» Task details
Each line that holds the string "title" counts once. Say how many such lines the entries have, giving the number only.

○ ○ ○ ○

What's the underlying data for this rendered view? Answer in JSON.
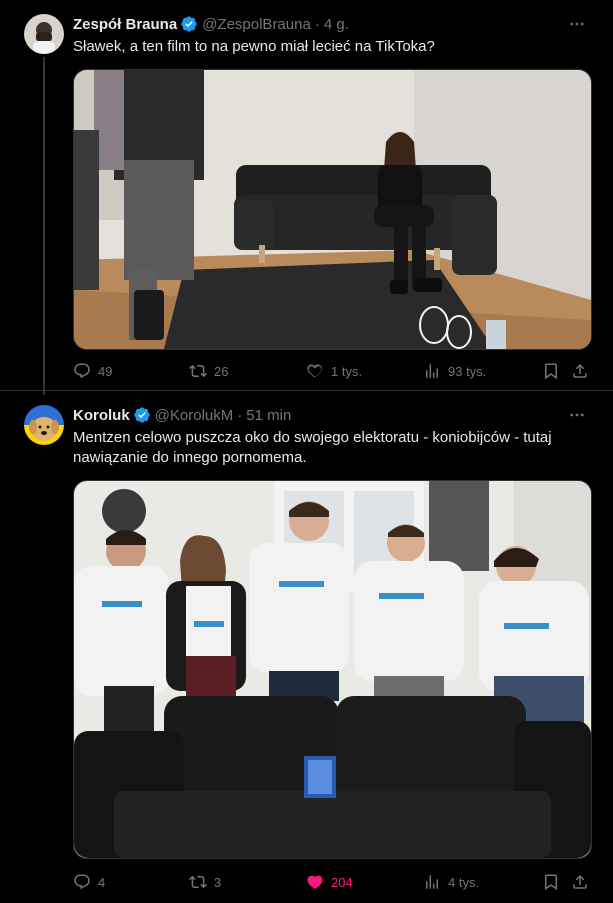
{
  "tweets": [
    {
      "author_name": "Zespół Brauna",
      "handle": "@ZespolBrauna",
      "separator": "·",
      "time": "4 g.",
      "text": "Sławek, a ten film to na pewno miał lecieć na TikToka?",
      "media_icon": "photo-office-couch-woman-seated",
      "stats": {
        "replies": "49",
        "retweets": "26",
        "likes": "1 tys.",
        "views": "93 tys."
      },
      "liked": false
    },
    {
      "author_name": "Koroluk",
      "handle": "@KorolukM",
      "separator": "·",
      "time": "51 min",
      "text": "Mentzen celowo puszcza oko do swojego elektoratu - koniobijców - tutaj nawiązanie do innego pornomema.",
      "media_icon": "photo-five-people-looking-at-couch",
      "stats": {
        "replies": "4",
        "retweets": "3",
        "likes": "204",
        "views": "4 tys."
      },
      "liked": true
    }
  ],
  "colors": {
    "background": "#000000",
    "text_primary": "#e7e9ea",
    "text_secondary": "#71767b",
    "verified": "#1d9bf0",
    "like_active": "#f91880",
    "border": "#2f3336"
  }
}
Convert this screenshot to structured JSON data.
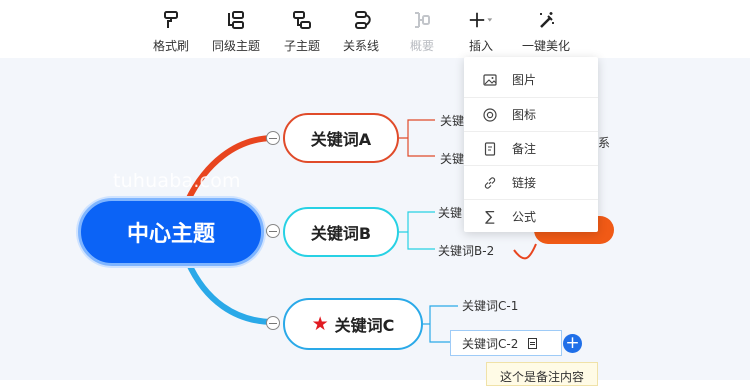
{
  "toolbar": {
    "items": [
      {
        "label": "格式刷",
        "icon": "format-painter-icon",
        "enabled": true
      },
      {
        "label": "同级主题",
        "icon": "sibling-topic-icon",
        "enabled": true
      },
      {
        "label": "子主题",
        "icon": "subtopic-icon",
        "enabled": true
      },
      {
        "label": "关系线",
        "icon": "relation-line-icon",
        "enabled": true
      },
      {
        "label": "概要",
        "icon": "summary-icon",
        "enabled": false
      },
      {
        "label": "插入",
        "icon": "plus-icon",
        "enabled": true
      },
      {
        "label": "一键美化",
        "icon": "magic-wand-icon",
        "enabled": true
      }
    ]
  },
  "insert_menu": {
    "items": [
      {
        "label": "图片",
        "icon": "image-icon"
      },
      {
        "label": "图标",
        "icon": "target-icon"
      },
      {
        "label": "备注",
        "icon": "note-icon"
      },
      {
        "label": "链接",
        "icon": "link-icon"
      },
      {
        "label": "公式",
        "icon": "sigma-icon"
      }
    ]
  },
  "mindmap": {
    "center": "中心主题",
    "branches": [
      {
        "label": "关键词A",
        "color": "#e04b2a",
        "children": [
          "关键",
          "关键"
        ]
      },
      {
        "label": "关键词B",
        "color": "#27d1e4",
        "children": [
          "关键",
          "关键词B-2"
        ]
      },
      {
        "label": "关键词C",
        "color": "#2aa9e8",
        "children": [
          "关键词C-1",
          "关键词C-2"
        ]
      }
    ],
    "hidden_fragment": "系",
    "note_tooltip": "这个是备注内容"
  },
  "watermark": "tuhuaba.com",
  "colors": {
    "center": "#0b63f6",
    "accent": "#1f6fe8",
    "star": "#e11b22",
    "relation_pill": "#f05a16"
  }
}
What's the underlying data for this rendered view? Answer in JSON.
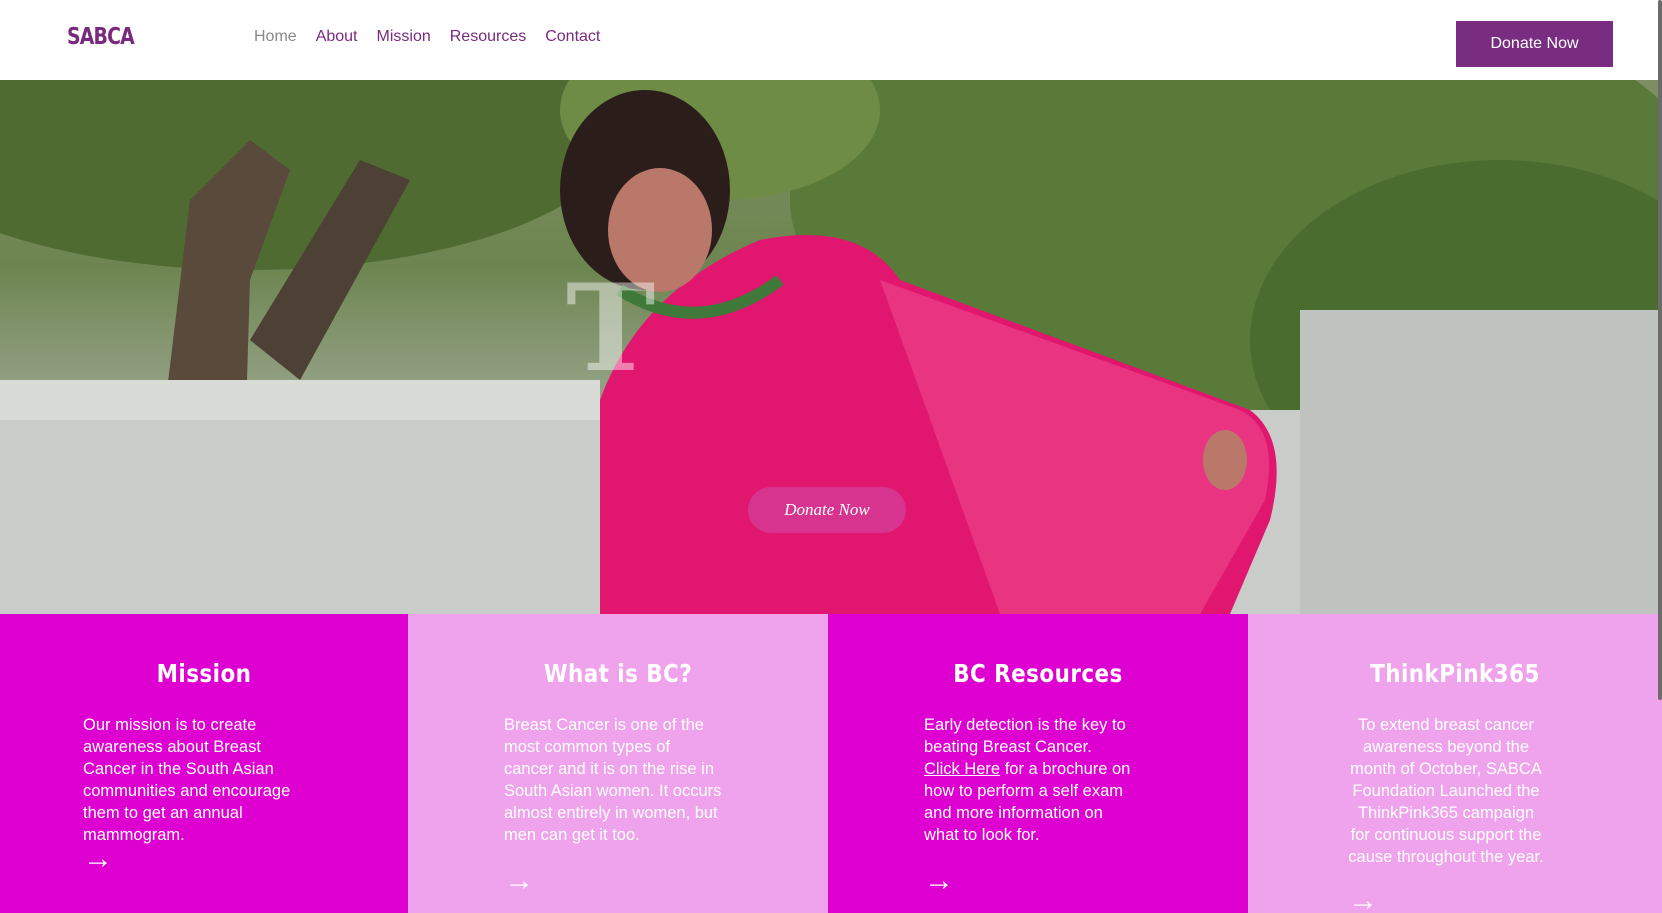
{
  "header": {
    "logo": "SABCA",
    "nav": [
      "Home",
      "About",
      "Mission",
      "Resources",
      "Contact"
    ],
    "donate_label": "Donate Now"
  },
  "hero": {
    "overlay_text": "T",
    "donate_label": "Donate Now"
  },
  "cards": [
    {
      "title": "Mission",
      "text": "Our mission is to create awareness about Breast Cancer in the South Asian communities and encourage them to get an annual mammogram.",
      "arrow": "→"
    },
    {
      "title": "What is BC?",
      "text": "Breast Cancer is one of the most common types of cancer and it is on the rise in South Asian women. It occurs almost entirely in women, but men can get it too.",
      "arrow": "→"
    },
    {
      "title": "BC Resources",
      "text_before": "Early detection is the key to beating Breast Cancer. ",
      "link": "Click Here",
      "text_after": " for a brochure on how to perform a self exam and more information on what to look for.",
      "arrow": "→"
    },
    {
      "title": "ThinkPink365",
      "text": "To extend breast cancer awareness beyond the month of October, SABCA Foundation Launched the ThinkPink365 campaign for continuous support the cause throughout the year.",
      "arrow": "→"
    }
  ],
  "colors": {
    "brand_purple": "#782d80",
    "card_dark": "#de00d0",
    "card_light": "#efa3ec",
    "hero_button": "#d6348f"
  }
}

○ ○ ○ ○

» Task solution
4